◆ Task brief:
Say, as a bare number, how many lines of the listing contain "Java实现的餐厅订餐点餐管理系统".

Study material: Begin

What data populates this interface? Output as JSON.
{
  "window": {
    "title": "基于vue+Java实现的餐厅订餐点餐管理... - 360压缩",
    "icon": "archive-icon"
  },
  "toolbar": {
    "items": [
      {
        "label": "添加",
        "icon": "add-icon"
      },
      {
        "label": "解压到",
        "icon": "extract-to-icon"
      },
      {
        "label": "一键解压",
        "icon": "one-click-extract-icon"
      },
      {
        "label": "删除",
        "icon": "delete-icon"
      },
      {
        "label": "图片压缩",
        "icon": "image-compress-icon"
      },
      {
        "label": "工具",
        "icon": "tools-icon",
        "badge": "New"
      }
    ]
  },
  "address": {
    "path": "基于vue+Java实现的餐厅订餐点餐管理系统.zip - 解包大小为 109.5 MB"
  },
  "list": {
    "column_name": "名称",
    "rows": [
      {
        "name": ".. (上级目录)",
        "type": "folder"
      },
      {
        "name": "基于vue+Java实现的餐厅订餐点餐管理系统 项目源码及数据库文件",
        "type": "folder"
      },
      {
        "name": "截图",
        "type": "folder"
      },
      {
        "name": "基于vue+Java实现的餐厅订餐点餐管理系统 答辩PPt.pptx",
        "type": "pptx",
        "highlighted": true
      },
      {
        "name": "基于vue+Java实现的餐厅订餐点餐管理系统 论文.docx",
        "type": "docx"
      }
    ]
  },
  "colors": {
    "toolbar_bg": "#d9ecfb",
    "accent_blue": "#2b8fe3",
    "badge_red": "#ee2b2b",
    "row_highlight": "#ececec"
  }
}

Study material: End
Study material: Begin

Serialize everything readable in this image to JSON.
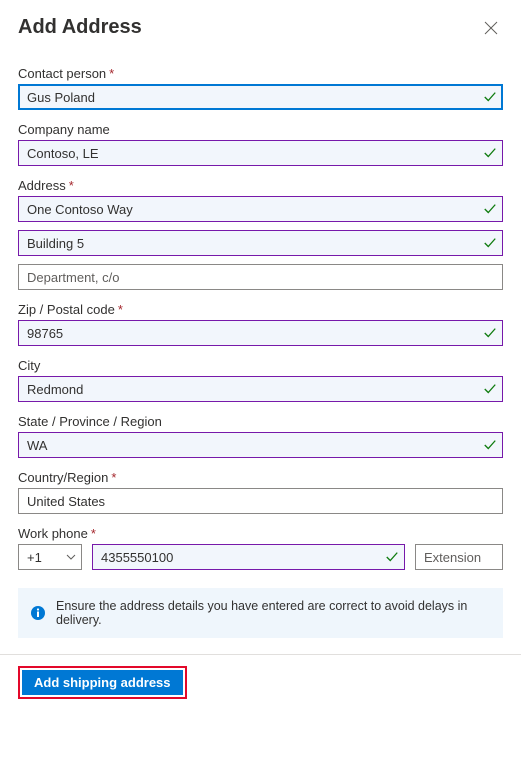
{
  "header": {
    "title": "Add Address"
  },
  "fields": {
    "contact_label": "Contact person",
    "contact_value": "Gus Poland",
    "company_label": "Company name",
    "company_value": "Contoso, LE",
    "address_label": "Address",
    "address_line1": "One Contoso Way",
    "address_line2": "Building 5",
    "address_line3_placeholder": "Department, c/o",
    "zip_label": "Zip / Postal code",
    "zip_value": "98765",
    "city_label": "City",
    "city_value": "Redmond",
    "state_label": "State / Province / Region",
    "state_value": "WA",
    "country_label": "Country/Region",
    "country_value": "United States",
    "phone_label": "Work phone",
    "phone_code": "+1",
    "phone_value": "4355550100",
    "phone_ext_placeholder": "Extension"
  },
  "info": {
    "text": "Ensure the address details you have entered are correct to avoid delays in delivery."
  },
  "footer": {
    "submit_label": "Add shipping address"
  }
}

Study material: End
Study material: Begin

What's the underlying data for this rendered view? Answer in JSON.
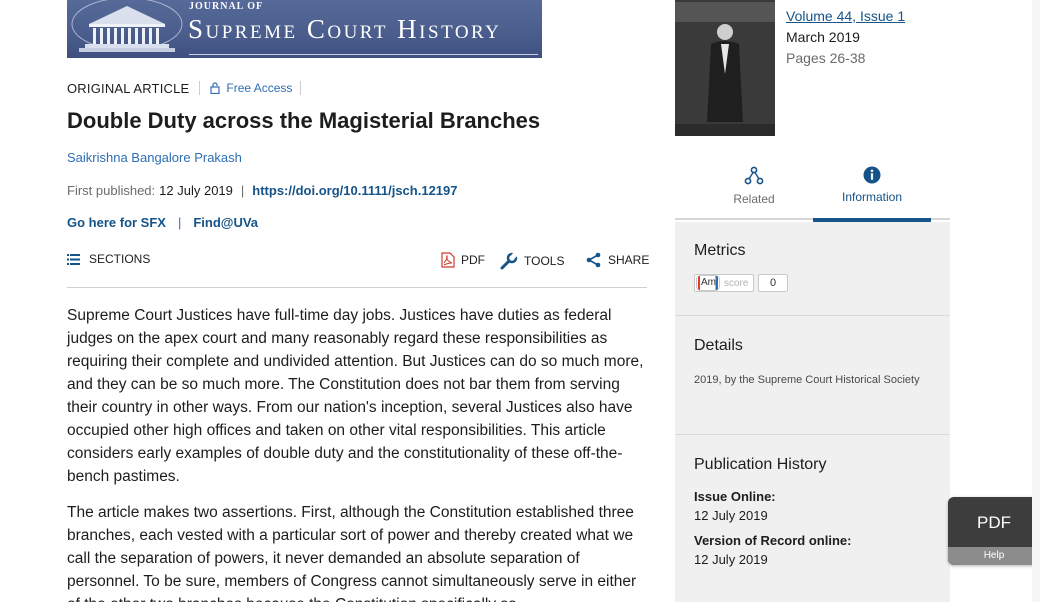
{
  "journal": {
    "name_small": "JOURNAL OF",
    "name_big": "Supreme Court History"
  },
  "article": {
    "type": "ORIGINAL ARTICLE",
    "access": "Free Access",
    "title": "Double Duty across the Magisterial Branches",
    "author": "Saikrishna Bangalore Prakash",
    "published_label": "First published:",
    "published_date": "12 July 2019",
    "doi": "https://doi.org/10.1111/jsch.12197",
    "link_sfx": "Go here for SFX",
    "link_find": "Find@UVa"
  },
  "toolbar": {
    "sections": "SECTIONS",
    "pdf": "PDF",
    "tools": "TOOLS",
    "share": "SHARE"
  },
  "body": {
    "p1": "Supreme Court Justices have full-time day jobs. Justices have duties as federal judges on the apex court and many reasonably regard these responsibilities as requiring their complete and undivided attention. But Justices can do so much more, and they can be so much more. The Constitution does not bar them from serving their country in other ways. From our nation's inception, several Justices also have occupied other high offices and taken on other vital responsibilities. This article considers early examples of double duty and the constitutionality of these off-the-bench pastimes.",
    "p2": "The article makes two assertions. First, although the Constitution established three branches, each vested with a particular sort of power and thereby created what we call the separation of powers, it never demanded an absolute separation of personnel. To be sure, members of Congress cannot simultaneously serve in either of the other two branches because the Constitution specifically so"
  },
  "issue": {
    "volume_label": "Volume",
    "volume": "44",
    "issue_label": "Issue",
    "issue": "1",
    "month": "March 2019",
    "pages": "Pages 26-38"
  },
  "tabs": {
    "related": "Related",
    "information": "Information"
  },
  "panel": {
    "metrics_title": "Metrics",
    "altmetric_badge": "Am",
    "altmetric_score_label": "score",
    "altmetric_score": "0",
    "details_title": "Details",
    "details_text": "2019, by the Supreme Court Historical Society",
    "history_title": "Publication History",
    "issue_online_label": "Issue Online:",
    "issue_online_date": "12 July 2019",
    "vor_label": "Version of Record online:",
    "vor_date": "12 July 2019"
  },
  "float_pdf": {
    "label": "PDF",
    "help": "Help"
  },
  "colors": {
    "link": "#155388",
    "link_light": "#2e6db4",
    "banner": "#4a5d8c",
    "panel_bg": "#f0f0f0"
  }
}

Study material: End

◆ Solved problem:
4